- What this task involves -
Each line of the records has to be copied exactly, though the pictures must be left out.

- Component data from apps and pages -
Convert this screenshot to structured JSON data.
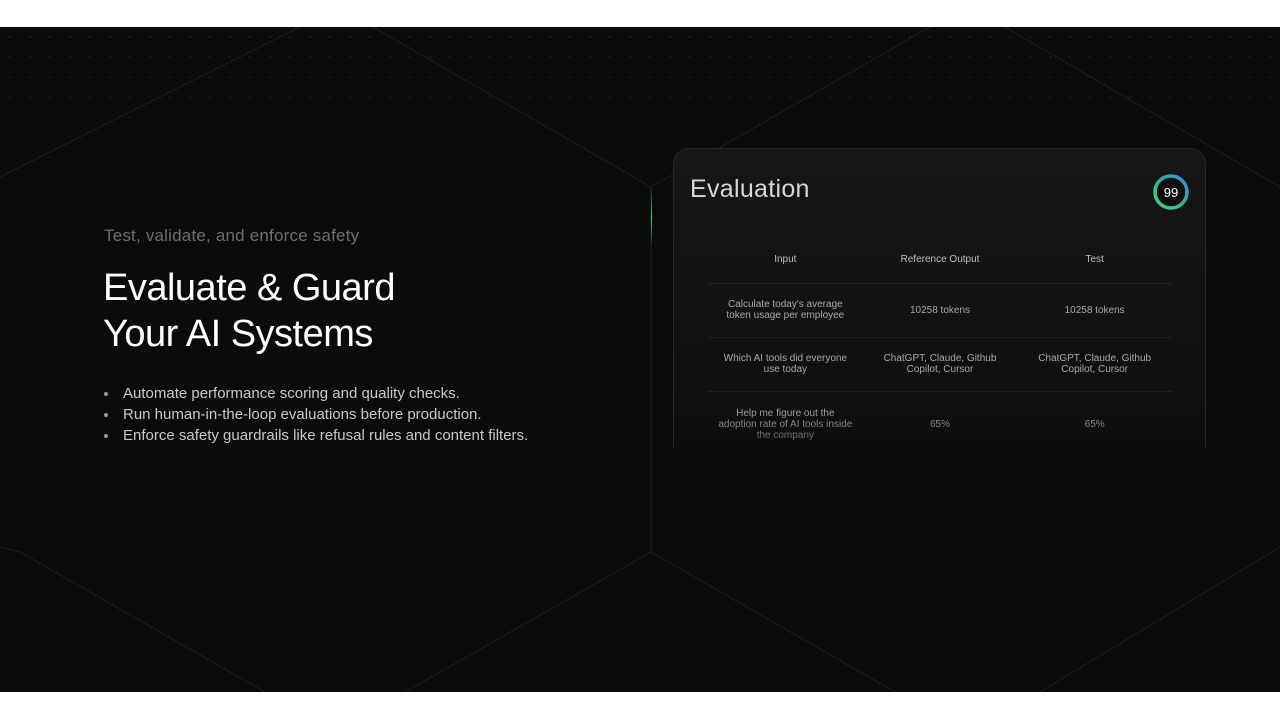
{
  "hero": {
    "eyebrow": "Test, validate, and enforce safety",
    "headline_line1": "Evaluate & Guard",
    "headline_line2": "Your AI Systems",
    "bullets": [
      "Automate performance scoring and quality checks.",
      "Run human-in-the-loop evaluations before production.",
      "Enforce safety guardrails like refusal rules and content filters."
    ]
  },
  "card": {
    "title": "Evaluation",
    "score": "99",
    "score_fraction": 0.99,
    "columns": [
      "Input",
      "Reference Output",
      "Test"
    ],
    "rows": [
      [
        "Calculate today's average token usage per employee",
        "10258 tokens",
        "10258 tokens"
      ],
      [
        "Which AI tools did everyone use today",
        "ChatGPT, Claude, Github Copilot, Cursor",
        "ChatGPT, Claude, Github Copilot, Cursor"
      ],
      [
        "Help me figure out the adoption rate of AI tools inside the company",
        "65%",
        "65%"
      ]
    ]
  },
  "colors": {
    "background": "#0b0b0b",
    "accent_green": "#3fd670",
    "accent_blue": "#2a8fd8"
  }
}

- The answer -
Convert this screenshot to structured JSON data.
{
  "hero": {
    "eyebrow": "Test, validate, and enforce safety",
    "headline_line1": "Evaluate & Guard",
    "headline_line2": "Your AI Systems",
    "bullets": [
      "Automate performance scoring and quality checks.",
      "Run human-in-the-loop evaluations before production.",
      "Enforce safety guardrails like refusal rules and content filters."
    ]
  },
  "card": {
    "title": "Evaluation",
    "score": "99",
    "score_fraction": 0.99,
    "columns": [
      "Input",
      "Reference Output",
      "Test"
    ],
    "rows": [
      [
        "Calculate today's average token usage per employee",
        "10258 tokens",
        "10258 tokens"
      ],
      [
        "Which AI tools did everyone use today",
        "ChatGPT, Claude, Github Copilot, Cursor",
        "ChatGPT, Claude, Github Copilot, Cursor"
      ],
      [
        "Help me figure out the adoption rate of AI tools inside the company",
        "65%",
        "65%"
      ]
    ]
  },
  "colors": {
    "background": "#0b0b0b",
    "accent_green": "#3fd670",
    "accent_blue": "#2a8fd8"
  }
}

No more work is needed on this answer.